  • Time Was Soft There by Jeremy Mercer, a memoir of a writer living inside Shakespeare and Company
  • A Moveable Feast.  This classic by Hemingway visits places that still exist.
  • Paris Metro Tales.  Helen Constantine’s short stories will take you to all the arrondissements.
  • Bel-Ami by Guy de Maupassant – move over Bridgerton for French sex and scandal
  • The Red Notebook by Antoine Laurraine  A bookseller’s search for a woman in Paris
  • Lunch in Paris  by Elizabeth Bard   I’ll meet you there

and one I missed when it was published in 2018 – my next read:

  • Paris Adrift by E.J. Swift   Time travel to Paris – sounds perfect

Quick Reads and Lists of Books

Although my tastes these days tend toward feel good stories, and I’ve forgotten about checking on all the award winners this year or grabbing new publications as soon as available,  I am still always looking for a good book to take me away from reality.

Fiona Davis took me to the New York City Library and favorite neighborhoods I wonder if I will ever see again in The Lions of Fifth Avenue.  An historical novel framed around a series of book thefts spans two generations of women as they navigate family and careers.  With a smattering of women’s rights and a big dose of family drama, the story is easy to follow and with a read-it-in-a-setting vibe.  It was a Valentine’s present to me through Libby, the library’s email guru, after a friend recommended it.  If you are a lover of New York City, a lover of libraries, or just want to escape into the stacks again, The Lions of Fifth Avenue will satisfy.
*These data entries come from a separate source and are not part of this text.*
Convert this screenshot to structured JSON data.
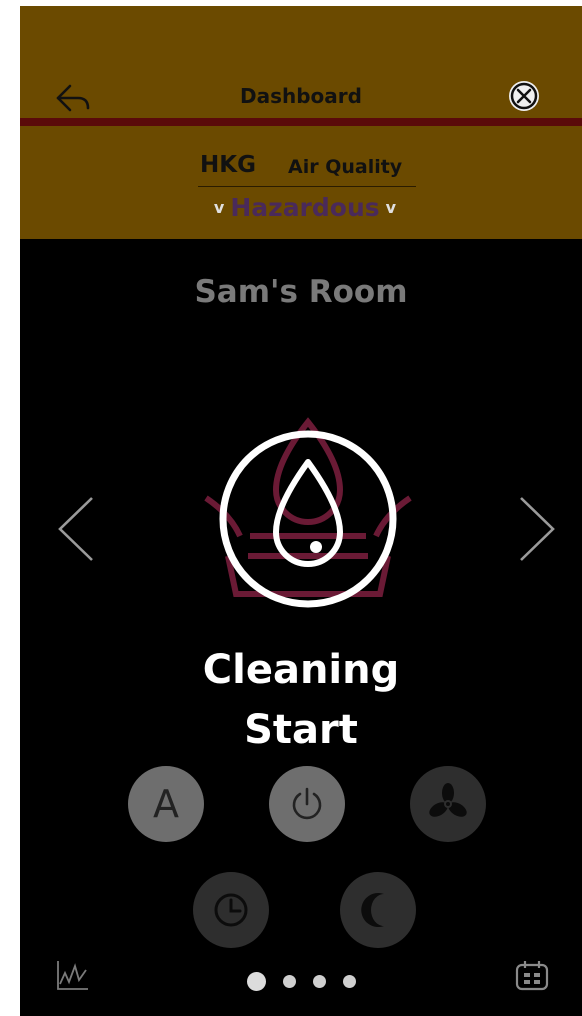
{
  "header": {
    "title": "Dashboard",
    "back_icon": "back-arrow-icon",
    "close_icon": "close-icon",
    "background_color": "#6b4a00",
    "rule_color": "#5a0a0a"
  },
  "air_quality": {
    "city": "HKG",
    "label": "Air Quality",
    "status": "Hazardous",
    "status_color": "#4a2a5a"
  },
  "room": {
    "name": "Sam's Room"
  },
  "device": {
    "status_line_1": "Cleaning",
    "status_line_2": "Start",
    "icon": "water-drop-icon"
  },
  "controls": {
    "auto_label": "A",
    "items": [
      {
        "name": "auto",
        "icon": "auto-mode-icon",
        "active": true
      },
      {
        "name": "power",
        "icon": "power-icon",
        "active": true
      },
      {
        "name": "fan",
        "icon": "fan-icon",
        "active": false
      },
      {
        "name": "timer",
        "icon": "clock-icon",
        "active": false
      },
      {
        "name": "sleep",
        "icon": "moon-icon",
        "active": false
      }
    ]
  },
  "pager": {
    "total": 4,
    "current": 1
  },
  "bottom_bar": {
    "left_icon": "chart-icon",
    "right_icon": "calendar-icon"
  }
}
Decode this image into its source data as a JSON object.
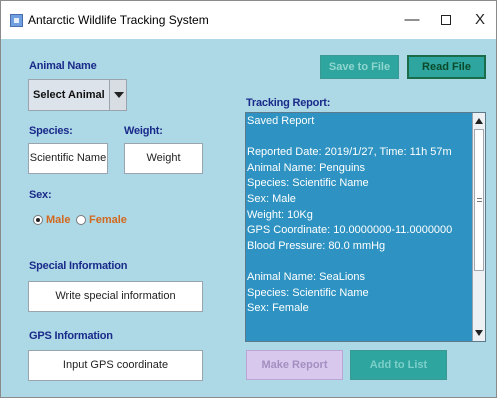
{
  "window": {
    "title": "Antarctic Wildlife Tracking System",
    "controls": {
      "minimize": "—",
      "close": "X"
    }
  },
  "form": {
    "animal_name_label": "Animal Name",
    "animal_select_value": "Select Animal",
    "species_label": "Species:",
    "species_value": "Scientific Name",
    "weight_label": "Weight:",
    "weight_value": "Weight",
    "sex_label": "Sex:",
    "sex_options": [
      {
        "label": "Male",
        "selected": true
      },
      {
        "label": "Female",
        "selected": false
      }
    ],
    "special_info_label": "Special Information",
    "special_info_value": "Write special information",
    "gps_label": "GPS Information",
    "gps_value": "Input GPS coordinate"
  },
  "actions": {
    "save_to_file": "Save to File",
    "read_file": "Read File",
    "make_report": "Make Report",
    "add_to_list": "Add to List"
  },
  "report": {
    "label": "Tracking Report:",
    "lines": [
      "Saved Report",
      "",
      "Reported Date: 2019/1/27, Time: 11h 57m",
      "Animal Name: Penguins",
      "Species: Scientific Name",
      "Sex: Male",
      "Weight: 10Kg",
      "GPS Coordinate: 10.0000000-11.0000000",
      "Blood Pressure: 80.0 mmHg",
      "",
      "Animal Name: SeaLions",
      "Species: Scientific Name",
      "Sex: Female"
    ]
  },
  "colors": {
    "background": "#add8e6",
    "label_text": "#1a2a8a",
    "report_background": "#2e93c2",
    "teal_button": "#2ea59e",
    "radio_text": "#d2691e"
  }
}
William Kent Krueger’s Thunder Bay also has an historical bent, with a suspenseful plot and a taste of the Old West in the seventh book in Krueger’s Cork O’Connell mystery/detective series.  Search for a long-lost son mingles with gold in Canada and the Ojibwe tribe in Northern Minnesota.  In his style of rich character development and slow moving plot, Krueger gave me a different perspective and a reason to turn the pages.  This paperback has been sitting on my shelf, and now Krueger has his eighteenth to be published in August, 2021.  I need to catch up.

I’ve preordered a stack of books:

  1. Klara and the Sun by Kazuo Ishiguro    The story of Klara, an Artificial Intelligence Friend, who observes behaviors from her shelf in the store, hoping someone will choose her.
  2. Liar’s Dictionary by Eley Williams    The misadventures of a lovelorn Victorian lexicographer and a young woman investigating his adventures a century later.
  3. The Kitchen Front by Jennifer Ryan     During World War II, a BBC radio program hold a cooking contest with the grand prize as the program’s first-ever female cohost.  Four women vie for the chance to change their lives.

and, in case you are wondering, some of the award winners for 2020 are:

  • Colson Whitehead’s The Nickel Boys for the Pulitzer Prize for Fiction
  • Charles Yu’s Interior Chinatown for the National Book Award
  • Douglas Stuart’s Shuggie Bain for the Man Booker Award
  • Maggie O’Farrell’s Hamnet for the Women’s Prize for Fiction
  • Raven Leilani’s Luster for Center for Fiction First Novel Prize

Have you read any of them?